» **Assignment**
The required result is each line of the entries below containing the string "screenshot".

::::::

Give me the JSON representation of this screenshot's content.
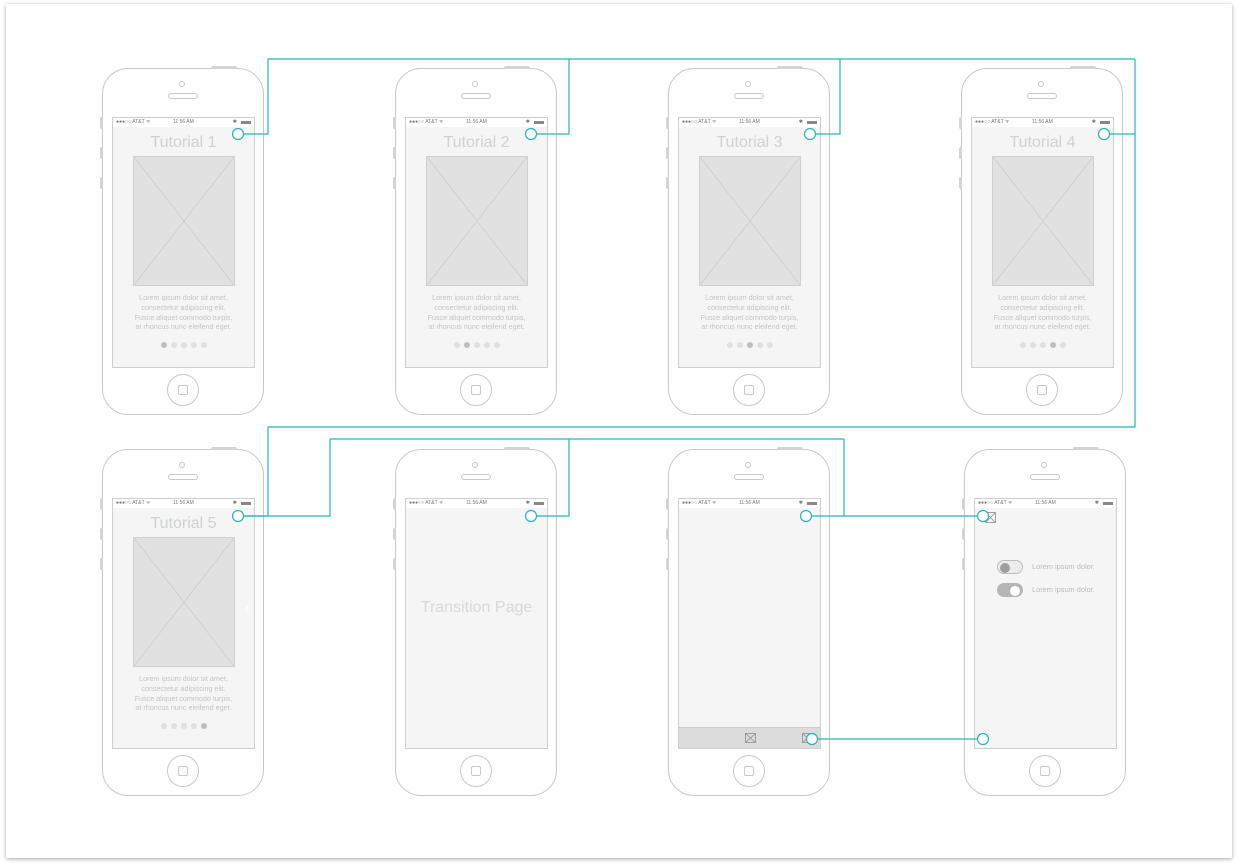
{
  "status_bar": {
    "carrier": "●●●○○ AT&T ᯤ",
    "time": "11:56 AM"
  },
  "colors": {
    "connector": "#29b4b6",
    "screen_bg": "#f4f5f4",
    "placeholder": "#e1e1e1"
  },
  "lorem": [
    "Lorem ipsum dolor sit amet,",
    "consectetur adipiscing elit.",
    "Fusce aliquet commodo turpis,",
    "at rhoncus nunc eleifend eget."
  ],
  "screens": [
    {
      "title": "Tutorial 1",
      "active_dot": 1
    },
    {
      "title": "Tutorial 2",
      "active_dot": 2
    },
    {
      "title": "Tutorial 3",
      "active_dot": 3
    },
    {
      "title": "Tutorial 4",
      "active_dot": 4
    },
    {
      "title": "Tutorial 5",
      "active_dot": 5
    }
  ],
  "transition": {
    "label": "Transition Page"
  },
  "settings": {
    "toggles": [
      {
        "label": "Lorem ipsum dolor.",
        "state": "off"
      },
      {
        "label": "Lorem ipsum dolor.",
        "state": "on"
      }
    ]
  }
}
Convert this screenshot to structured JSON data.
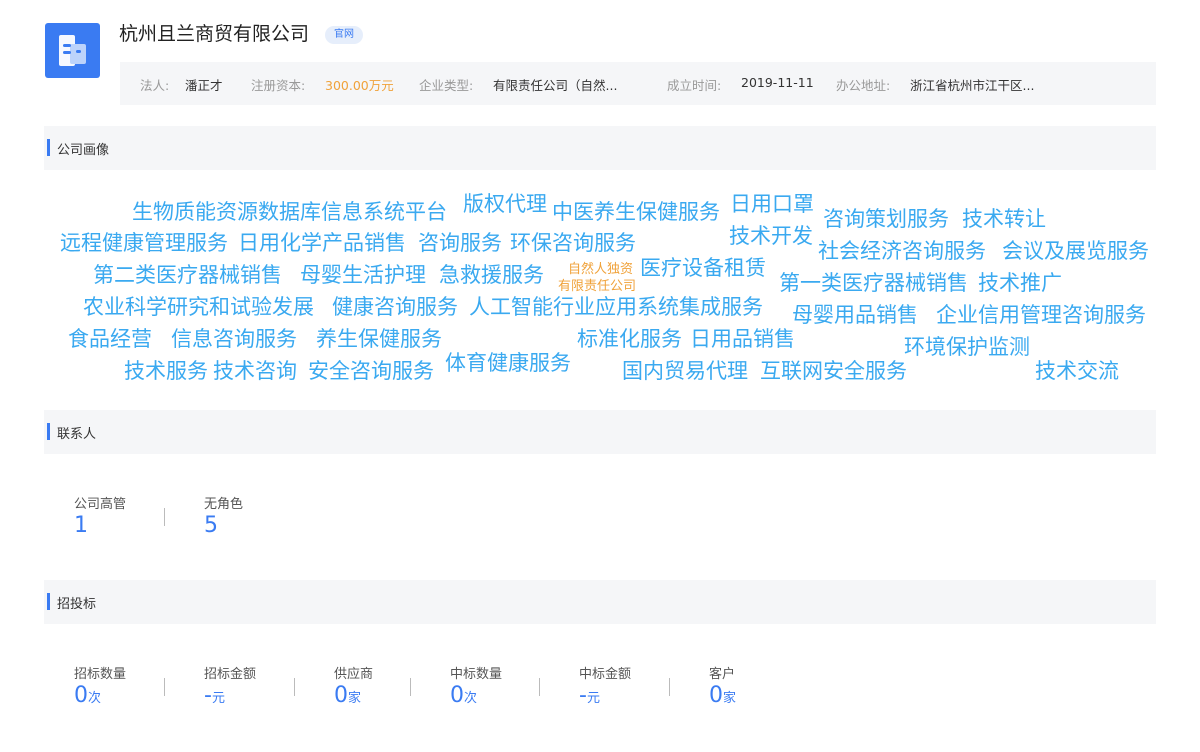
{
  "company": {
    "name": "杭州且兰商贸有限公司",
    "badge": "官网",
    "logo_icon": "building-icon",
    "accent_color": "#3a7bf2"
  },
  "info": {
    "legal_person_label": "法人:",
    "legal_person": "潘正才",
    "capital_label": "注册资本:",
    "capital": "300.00万元",
    "type_label": "企业类型:",
    "type": "有限责任公司（自然...",
    "established_label": "成立时间:",
    "established": "2019-11-11",
    "address_label": "办公地址:",
    "address": "浙江省杭州市江干区..."
  },
  "sections": {
    "portrait": "公司画像",
    "contacts": "联系人",
    "bidding": "招投标"
  },
  "wordcloud": {
    "word_color": "#3aa9f0",
    "tag_color": "#f0a23a",
    "words": [
      "生物质能资源数据库信息系统平台",
      "版权代理",
      "中医养生保健服务",
      "日用口罩",
      "咨询策划服务",
      "技术转让",
      "远程健康管理服务",
      "日用化学产品销售",
      "咨询服务",
      "环保咨询服务",
      "技术开发",
      "社会经济咨询服务",
      "会议及展览服务",
      "第二类医疗器械销售",
      "母婴生活护理",
      "急救援服务",
      "医疗设备租赁",
      "第一类医疗器械销售",
      "技术推广",
      "农业科学研究和试验发展",
      "健康咨询服务",
      "人工智能行业应用系统集成服务",
      "母婴用品销售",
      "企业信用管理咨询服务",
      "食品经营",
      "信息咨询服务",
      "养生保健服务",
      "标准化服务",
      "日用品销售",
      "环境保护监测",
      "技术服务",
      "技术咨询",
      "安全咨询服务",
      "体育健康服务",
      "国内贸易代理",
      "互联网安全服务",
      "技术交流"
    ],
    "tag_line1": "自然人独资",
    "tag_line2": "有限责任公司"
  },
  "contacts": [
    {
      "label": "公司高管",
      "value": "1"
    },
    {
      "label": "无角色",
      "value": "5"
    }
  ],
  "bidding": [
    {
      "label": "招标数量",
      "value": "0",
      "unit": "次"
    },
    {
      "label": "招标金额",
      "value": "-",
      "unit": "元"
    },
    {
      "label": "供应商",
      "value": "0",
      "unit": "家"
    },
    {
      "label": "中标数量",
      "value": "0",
      "unit": "次"
    },
    {
      "label": "中标金额",
      "value": "-",
      "unit": "元"
    },
    {
      "label": "客户",
      "value": "0",
      "unit": "家"
    }
  ]
}
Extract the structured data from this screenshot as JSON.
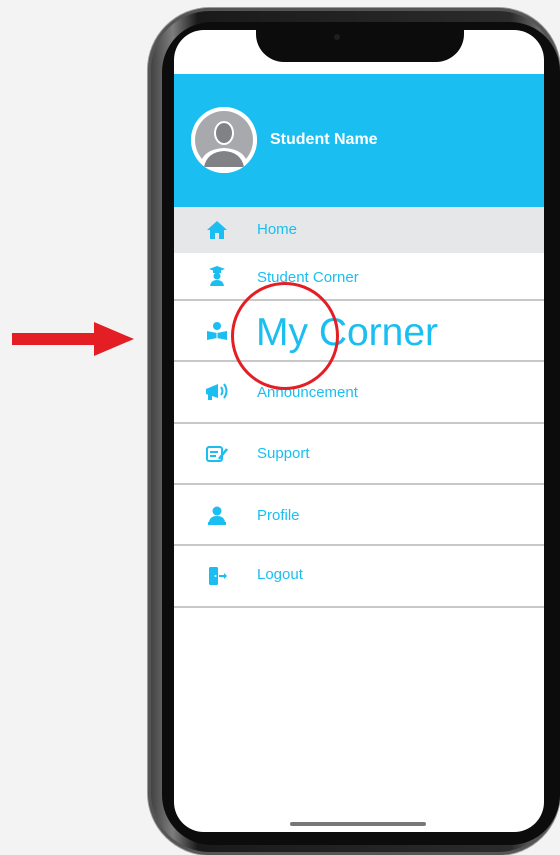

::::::

» **Response to this exercise**
Give me the JSON representation of this screenshot's content.
Convert this screenshot to structured JSON data.
Extract the structured data from this screenshot as JSON.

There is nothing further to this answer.